[TASK] Your task is to copy every line below that contains the word "lace".

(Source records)
▽
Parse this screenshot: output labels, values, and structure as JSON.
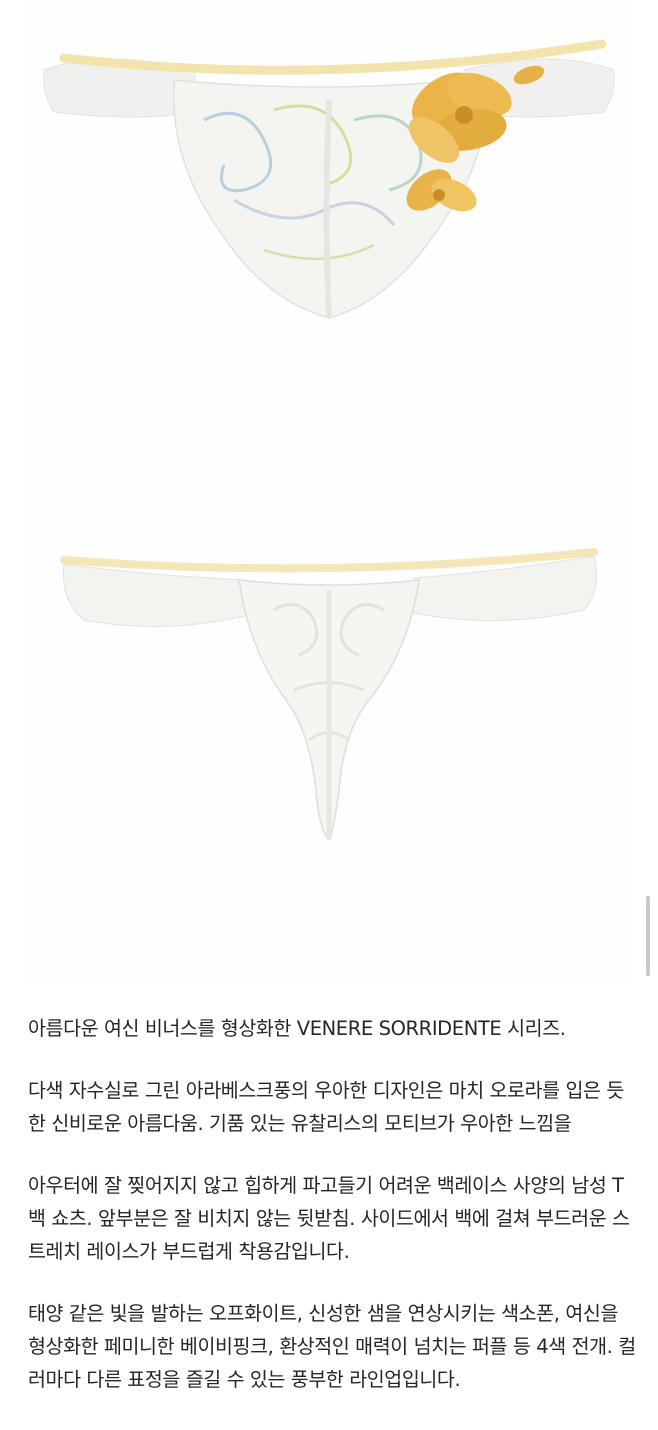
{
  "images": {
    "front": {
      "icon": "lace-brief-front-image"
    },
    "back": {
      "icon": "lace-thong-back-image"
    }
  },
  "colors": {
    "background": "#ffffff",
    "lace": "#f3f3ee",
    "waistband": "#f4e7b8",
    "flower_gold": "#e8b64a",
    "text": "#262626",
    "scrollbar": "#c8c8c8"
  },
  "description": {
    "paragraphs": [
      "아름다운 여신 비너스를 형상화한 VENERE SORRIDENTE 시리즈.",
      "다색 자수실로 그린 아라베스크풍의 우아한 디자인은 마치 오로라를 입은 듯한 신비로운 아름다움. 기품 있는 유찰리스의 모티브가 우아한 느낌을",
      "아우터에 잘 찢어지지 않고 힙하게 파고들기 어려운 백레이스 사양의 남성 T백 쇼츠. 앞부분은 잘 비치지 않는 뒷받침. 사이드에서 백에 걸쳐 부드러운 스트레치 레이스가 부드럽게 착용감입니다.",
      "태양 같은 빛을 발하는 오프화이트, 신성한 샘을 연상시키는 색소폰, 여신을 형상화한 페미니한 베이비핑크, 환상적인 매력이 넘치는 퍼플 등 4색 전개. 컬러마다 다른 표정을 즐길 수 있는 풍부한 라인업입니다."
    ]
  }
}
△
[EXERCISE SOLUTION]
      "icon": "lace-brief-front-image"
      "icon": "lace-thong-back-image"
    "lace": "#f3f3ee",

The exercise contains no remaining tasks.